Phishing. It seems you can’t read an article on cybersecurity without it coming up. That’s because phishing is still the number one delivery vehicle for cyberattacks.
A cybercriminal may want to steal employee login credentials. Or wish to launch a ransomware attack for a payout. Or possibly plant spyware to steal sensitive info. Sending a phishing email can do them all
80% of surveyed security professionals say that phishing campaigns have significantly increased post-pandemic.
Phishing not only continues to work, but it’s also increasing in volume due to the move to remote teams. Many employees are now working from home. They don’t have the same network protections they had when working at the office.
Why has phishing continued to work so well after all these years? Aren’t people finally learning what phishing looks like?
It’s true that people are generally more aware of phishing emails and how to spot them than a decade ago. But it’s also true that these emails are becoming harder to spot as scammers evolve their tactics.
One of the newest tactics is particularly hard to detect. It is the reply-chain phishing attack.
What is a Reply-Chain Phishing Attack?
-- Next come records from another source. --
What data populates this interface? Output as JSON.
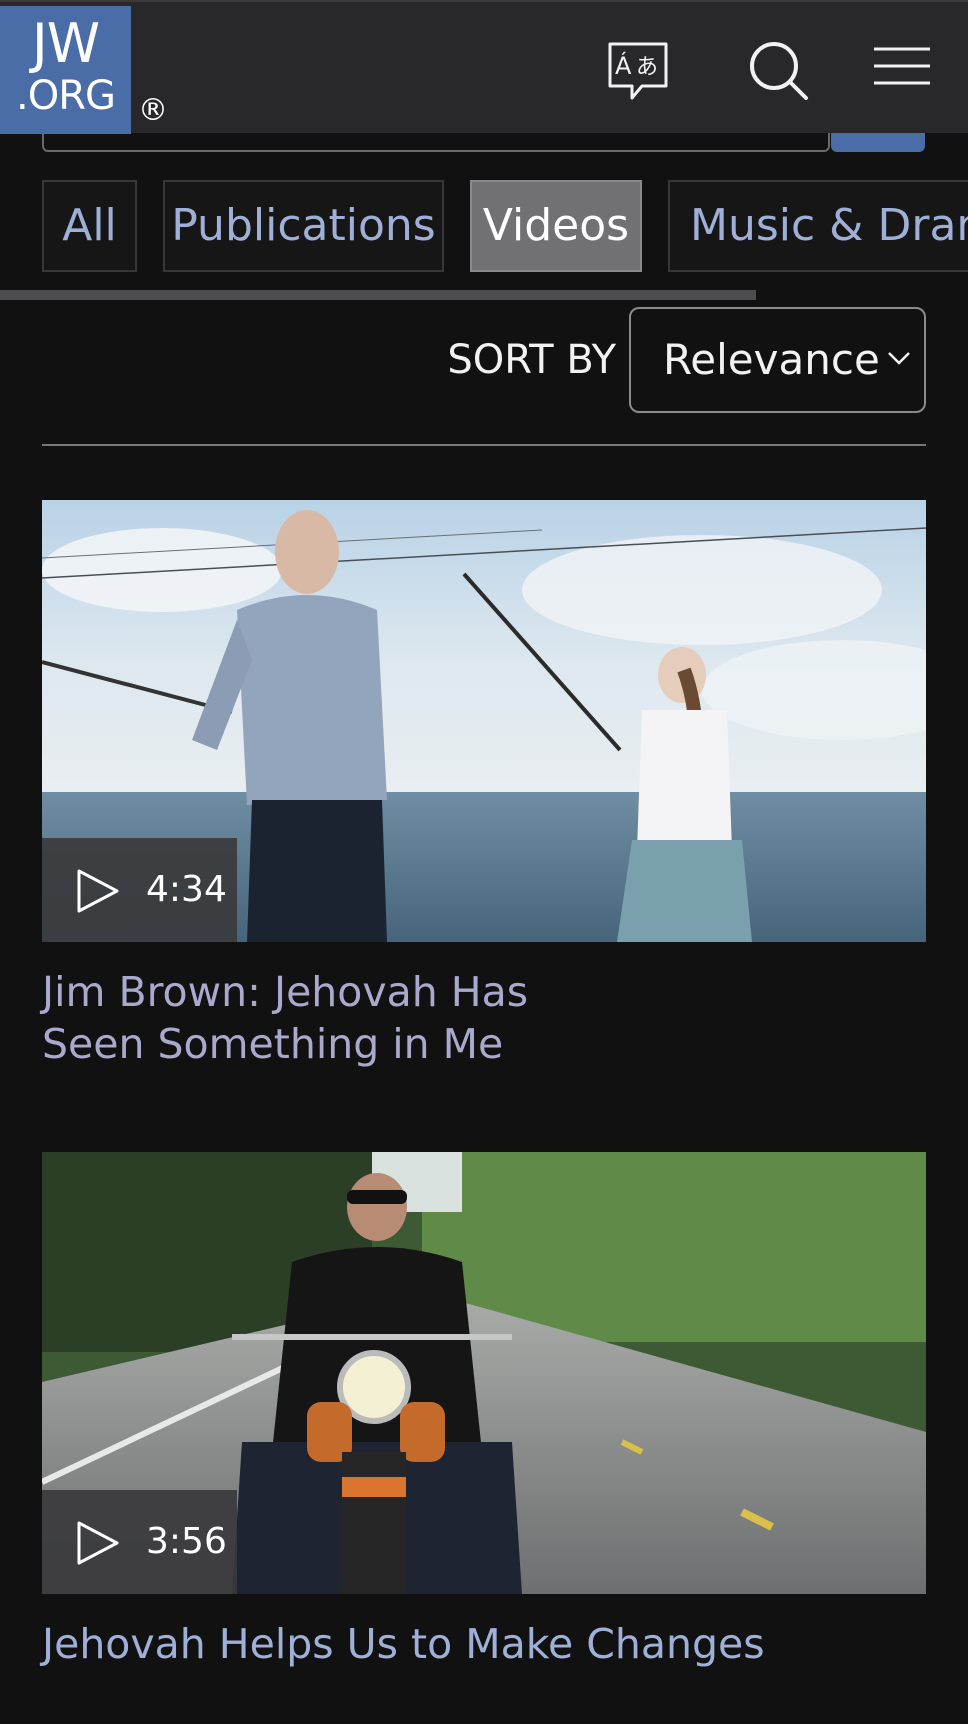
{
  "header": {
    "logo_line1": "JW",
    "logo_line2": ".ORG",
    "registered": "®",
    "icons": [
      "language-icon",
      "search-icon",
      "menu-icon"
    ]
  },
  "filters": {
    "tabs": [
      {
        "label": "All",
        "active": false
      },
      {
        "label": "Publications",
        "active": false
      },
      {
        "label": "Videos",
        "active": true
      },
      {
        "label": "Music & Drama",
        "active": false
      }
    ]
  },
  "sort": {
    "label": "SORT BY",
    "value": "Relevance"
  },
  "videos": [
    {
      "title": "Jim Brown: Jehovah Has Seen Something in Me",
      "duration": "4:34"
    },
    {
      "title": "Jehovah Helps Us to Make Changes",
      "duration": "3:56"
    }
  ],
  "colors": {
    "brand": "#4a6da7",
    "background": "#111112",
    "header": "#28282a",
    "link": "#9fb0d8",
    "active_tab": "#717173"
  }
}
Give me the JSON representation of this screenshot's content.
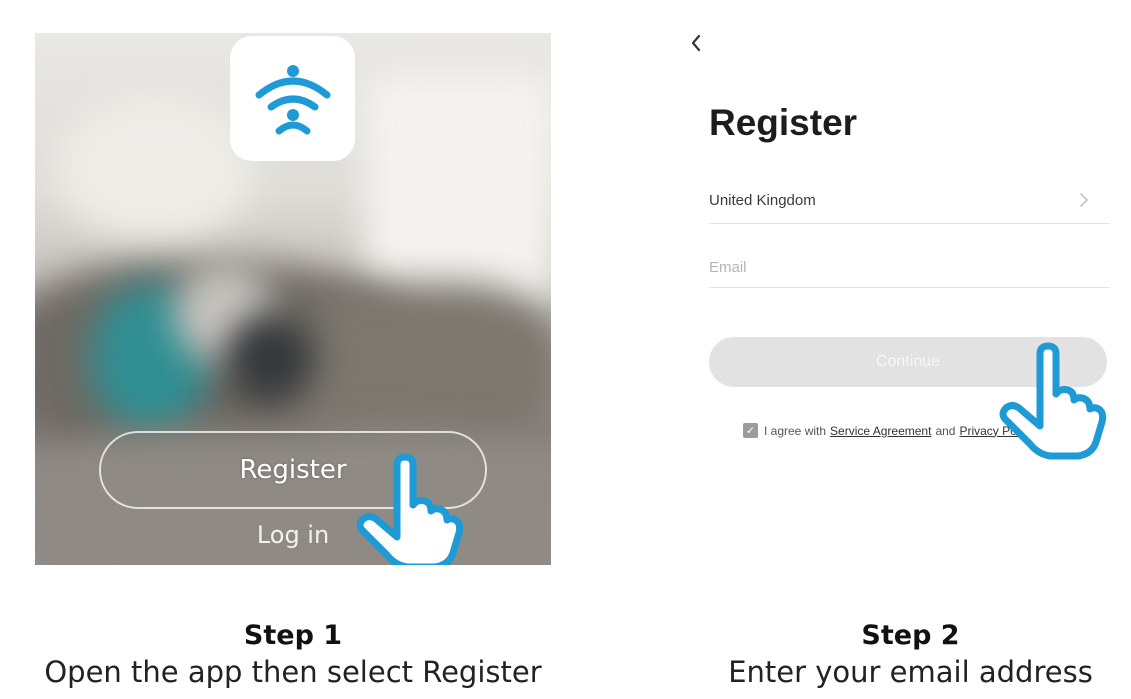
{
  "step1": {
    "register_button": "Register",
    "login_link": "Log in",
    "app_icon": "wifi-app-icon",
    "caption_step": "Step 1",
    "caption_desc": "Open the app then select Register"
  },
  "step2": {
    "title": "Register",
    "country": "United Kingdom",
    "email_placeholder": "Email",
    "continue_label": "Continue",
    "agree_prefix": "I agree with",
    "service_agreement": "Service Agreement",
    "agree_and": "and",
    "privacy_policy": "Privacy Policy",
    "caption_step": "Step 2",
    "caption_desc": "Enter your email address"
  },
  "colors": {
    "accent_blue": "#1e9ad6",
    "continue_disabled": "#e2e2e2"
  }
}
Just about everyone is familiar with reply chains in email. An email is copied to one or more people, one replies, and that reply sits at the bottom of the new message. Then another person chimes in on the conversation, replying to the same email.
Soon, you have a chain of email replies on a particular topic. It lists each reply one under the other so everyone can follow the conversation.
You don’t expect a phishing email tucked inside that ongoing email conversation. Most people are expecting phishing to come in as a new message, not a message included in an ongoing reply chain.
The reply-chain phishing attack is particularly insidious because it does exactly that. It inserts a convincing phishing email in the ongoing thread of an email reply chain.